▶ _Entries supplied_
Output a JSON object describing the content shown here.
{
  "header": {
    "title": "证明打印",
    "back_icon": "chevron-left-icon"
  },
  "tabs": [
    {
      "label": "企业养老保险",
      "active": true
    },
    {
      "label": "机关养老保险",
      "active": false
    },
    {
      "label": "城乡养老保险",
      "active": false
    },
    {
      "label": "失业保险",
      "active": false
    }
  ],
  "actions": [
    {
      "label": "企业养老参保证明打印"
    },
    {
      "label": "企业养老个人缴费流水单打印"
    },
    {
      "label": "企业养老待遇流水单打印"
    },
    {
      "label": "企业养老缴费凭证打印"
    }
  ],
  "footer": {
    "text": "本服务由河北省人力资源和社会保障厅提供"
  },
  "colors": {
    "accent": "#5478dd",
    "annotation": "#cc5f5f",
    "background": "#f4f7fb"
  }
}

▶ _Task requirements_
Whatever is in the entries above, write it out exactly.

▶ _Result of this exercise_
Output a JSON object describing the content shown here.
{
  "header": {
    "title": "证明打印",
    "back_icon": "chevron-left-icon"
  },
  "tabs": [
    {
      "label": "企业养老保险",
      "active": true
    },
    {
      "label": "机关养老保险",
      "active": false
    },
    {
      "label": "城乡养老保险",
      "active": false
    },
    {
      "label": "失业保险",
      "active": false
    }
  ],
  "actions": [
    {
      "label": "企业养老参保证明打印"
    },
    {
      "label": "企业养老个人缴费流水单打印"
    },
    {
      "label": "企业养老待遇流水单打印"
    },
    {
      "label": "企业养老缴费凭证打印"
    }
  ],
  "footer": {
    "text": "本服务由河北省人力资源和社会保障厅提供"
  },
  "colors": {
    "accent": "#5478dd",
    "annotation": "#cc5f5f",
    "background": "#f4f7fb"
  }
}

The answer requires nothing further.